Video

Video Pakistan's Deadline For SIM Registration Has Cellphone Users Scrambling

Pakistani cell phone users have until midnight Thursday to register their SIM cards, or their service will be cut off. While some privacy experts worry about government intrusion, many Pakistanis are just worried about keeping their phone lines open. VOA Deewa reporter Arshad Muhmand has more from Peshawar.
Video

Video Myanmar Warns Factory Workers to End Strikes

Outside Myanmar's main city Yangon, thousands of workers walked off their jobs earlier this month demanding a doubling of their wages, pay raises after a year and input from labor unions on industrial regulations. Since Friday, the standoff has grown more tense as police moved in to disrupt the sit-ins, resulting in clashes that injured people from both sides. VOA correspondent Steve Herman visited industrial zones which have become a focus of Myanmar's fledgling workers rights movement.
Video

Video Oscar Winners Do More Than Thank the Academy

The Academy Awards presentation is Hollywood’s night to reward the best movies from the previous year. It’s typically a lot of glitter, a lot of thank you’s, a lot of speeches. But many of this year’s speeches carried messages beyond the thank you's. VOA’s Carolyn Presutti takes a look.

All About America

Circumventing Censorship

An Internet Primer for Healthy Web Habits

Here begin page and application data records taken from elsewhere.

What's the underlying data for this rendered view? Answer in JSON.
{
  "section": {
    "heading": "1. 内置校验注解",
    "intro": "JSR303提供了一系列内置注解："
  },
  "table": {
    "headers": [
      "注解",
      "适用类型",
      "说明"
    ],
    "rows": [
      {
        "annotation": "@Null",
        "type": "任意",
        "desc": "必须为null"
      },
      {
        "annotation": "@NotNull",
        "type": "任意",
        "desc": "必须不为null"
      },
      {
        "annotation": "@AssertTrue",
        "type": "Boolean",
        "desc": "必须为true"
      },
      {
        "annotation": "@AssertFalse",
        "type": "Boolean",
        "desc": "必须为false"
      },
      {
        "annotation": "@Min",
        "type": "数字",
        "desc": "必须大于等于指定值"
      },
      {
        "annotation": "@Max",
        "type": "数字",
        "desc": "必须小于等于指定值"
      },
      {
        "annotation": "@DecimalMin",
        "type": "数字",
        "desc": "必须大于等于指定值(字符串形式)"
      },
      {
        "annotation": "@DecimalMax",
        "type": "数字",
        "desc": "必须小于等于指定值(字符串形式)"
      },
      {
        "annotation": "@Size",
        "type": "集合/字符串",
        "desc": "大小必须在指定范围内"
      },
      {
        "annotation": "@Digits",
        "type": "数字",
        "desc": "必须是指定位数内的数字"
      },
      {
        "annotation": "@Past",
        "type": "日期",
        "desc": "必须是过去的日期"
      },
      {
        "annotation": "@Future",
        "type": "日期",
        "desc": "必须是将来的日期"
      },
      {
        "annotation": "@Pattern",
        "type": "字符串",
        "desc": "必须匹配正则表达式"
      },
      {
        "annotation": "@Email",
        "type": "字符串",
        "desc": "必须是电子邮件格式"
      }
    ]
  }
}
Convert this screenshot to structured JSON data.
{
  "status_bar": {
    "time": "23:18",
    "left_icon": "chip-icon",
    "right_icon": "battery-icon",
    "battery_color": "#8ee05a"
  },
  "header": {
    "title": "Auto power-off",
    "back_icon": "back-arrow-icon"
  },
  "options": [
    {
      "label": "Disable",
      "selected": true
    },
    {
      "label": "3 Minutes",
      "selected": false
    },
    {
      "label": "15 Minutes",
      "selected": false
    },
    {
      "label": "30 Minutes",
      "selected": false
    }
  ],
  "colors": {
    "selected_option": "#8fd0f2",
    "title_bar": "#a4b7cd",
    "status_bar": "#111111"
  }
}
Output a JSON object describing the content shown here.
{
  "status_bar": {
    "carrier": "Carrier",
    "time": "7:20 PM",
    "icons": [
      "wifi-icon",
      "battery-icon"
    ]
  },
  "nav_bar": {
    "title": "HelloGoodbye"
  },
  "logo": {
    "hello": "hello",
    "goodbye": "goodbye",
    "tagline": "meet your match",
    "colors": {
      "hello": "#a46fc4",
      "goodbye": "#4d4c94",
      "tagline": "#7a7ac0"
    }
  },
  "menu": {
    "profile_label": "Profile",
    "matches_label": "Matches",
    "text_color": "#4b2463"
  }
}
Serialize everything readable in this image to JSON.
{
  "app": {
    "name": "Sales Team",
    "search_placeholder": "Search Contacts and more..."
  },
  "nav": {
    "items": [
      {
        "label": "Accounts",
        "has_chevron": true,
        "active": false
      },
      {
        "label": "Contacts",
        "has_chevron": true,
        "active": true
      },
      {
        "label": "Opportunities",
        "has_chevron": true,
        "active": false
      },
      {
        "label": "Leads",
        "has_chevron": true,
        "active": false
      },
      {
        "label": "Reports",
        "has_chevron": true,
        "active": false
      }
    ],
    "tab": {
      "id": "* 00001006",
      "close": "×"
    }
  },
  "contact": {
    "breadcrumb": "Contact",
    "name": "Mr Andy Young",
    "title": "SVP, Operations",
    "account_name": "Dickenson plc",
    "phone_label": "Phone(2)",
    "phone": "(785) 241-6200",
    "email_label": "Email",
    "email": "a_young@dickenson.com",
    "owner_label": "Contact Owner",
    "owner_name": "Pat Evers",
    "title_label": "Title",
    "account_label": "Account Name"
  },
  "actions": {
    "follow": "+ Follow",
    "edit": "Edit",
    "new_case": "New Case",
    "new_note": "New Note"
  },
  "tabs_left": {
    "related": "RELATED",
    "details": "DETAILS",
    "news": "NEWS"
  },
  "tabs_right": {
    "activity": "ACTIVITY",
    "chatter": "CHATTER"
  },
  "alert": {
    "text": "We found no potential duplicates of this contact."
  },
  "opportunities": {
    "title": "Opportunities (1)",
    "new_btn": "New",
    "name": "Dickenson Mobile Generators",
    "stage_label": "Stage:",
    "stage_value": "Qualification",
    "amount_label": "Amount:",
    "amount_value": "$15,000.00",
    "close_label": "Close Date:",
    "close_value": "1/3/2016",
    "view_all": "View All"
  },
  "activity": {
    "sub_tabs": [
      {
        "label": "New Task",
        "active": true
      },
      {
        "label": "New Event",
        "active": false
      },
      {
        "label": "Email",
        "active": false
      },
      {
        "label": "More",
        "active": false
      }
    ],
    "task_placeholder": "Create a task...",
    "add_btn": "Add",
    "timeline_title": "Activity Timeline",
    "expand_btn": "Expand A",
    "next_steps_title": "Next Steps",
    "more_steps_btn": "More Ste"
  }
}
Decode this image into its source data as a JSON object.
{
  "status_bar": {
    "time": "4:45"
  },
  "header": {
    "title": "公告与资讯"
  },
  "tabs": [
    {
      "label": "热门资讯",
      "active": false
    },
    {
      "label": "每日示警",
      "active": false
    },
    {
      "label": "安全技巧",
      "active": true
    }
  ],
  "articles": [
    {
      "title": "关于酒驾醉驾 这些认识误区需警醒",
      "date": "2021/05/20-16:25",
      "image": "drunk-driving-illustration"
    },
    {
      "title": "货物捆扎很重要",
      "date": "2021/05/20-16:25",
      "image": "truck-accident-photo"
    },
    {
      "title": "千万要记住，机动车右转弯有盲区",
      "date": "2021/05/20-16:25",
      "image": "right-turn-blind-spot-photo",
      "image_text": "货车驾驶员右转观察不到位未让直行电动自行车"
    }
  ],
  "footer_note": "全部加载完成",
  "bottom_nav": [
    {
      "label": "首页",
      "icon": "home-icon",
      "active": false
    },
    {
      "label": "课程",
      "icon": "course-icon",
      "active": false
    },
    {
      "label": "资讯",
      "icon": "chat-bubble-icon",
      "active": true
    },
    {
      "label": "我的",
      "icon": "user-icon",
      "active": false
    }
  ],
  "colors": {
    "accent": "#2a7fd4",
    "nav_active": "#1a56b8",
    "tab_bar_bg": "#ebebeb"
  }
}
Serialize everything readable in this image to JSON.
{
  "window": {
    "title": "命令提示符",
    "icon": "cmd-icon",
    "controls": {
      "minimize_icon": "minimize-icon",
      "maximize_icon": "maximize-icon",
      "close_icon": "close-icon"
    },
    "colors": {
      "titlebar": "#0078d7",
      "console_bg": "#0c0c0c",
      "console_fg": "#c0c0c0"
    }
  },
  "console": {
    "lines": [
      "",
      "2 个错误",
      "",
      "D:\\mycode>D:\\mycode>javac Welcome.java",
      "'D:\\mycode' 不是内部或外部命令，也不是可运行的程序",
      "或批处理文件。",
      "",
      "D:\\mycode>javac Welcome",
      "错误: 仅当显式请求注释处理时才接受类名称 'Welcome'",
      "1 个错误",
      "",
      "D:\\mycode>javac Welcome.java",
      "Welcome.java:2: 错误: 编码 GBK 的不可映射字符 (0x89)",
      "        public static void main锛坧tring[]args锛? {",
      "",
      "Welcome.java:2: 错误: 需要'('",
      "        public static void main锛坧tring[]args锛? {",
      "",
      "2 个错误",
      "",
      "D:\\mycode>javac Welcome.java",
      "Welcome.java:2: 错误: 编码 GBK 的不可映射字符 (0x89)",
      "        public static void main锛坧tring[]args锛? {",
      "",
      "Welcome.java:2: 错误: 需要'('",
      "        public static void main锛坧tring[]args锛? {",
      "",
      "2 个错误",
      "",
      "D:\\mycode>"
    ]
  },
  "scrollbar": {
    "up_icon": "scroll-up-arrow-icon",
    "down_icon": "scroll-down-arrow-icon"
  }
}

As surveillance and censoring technologies advance, so, too, do new tools for your computer or mobile device that help protect your privacy and break through Internet censorship.
More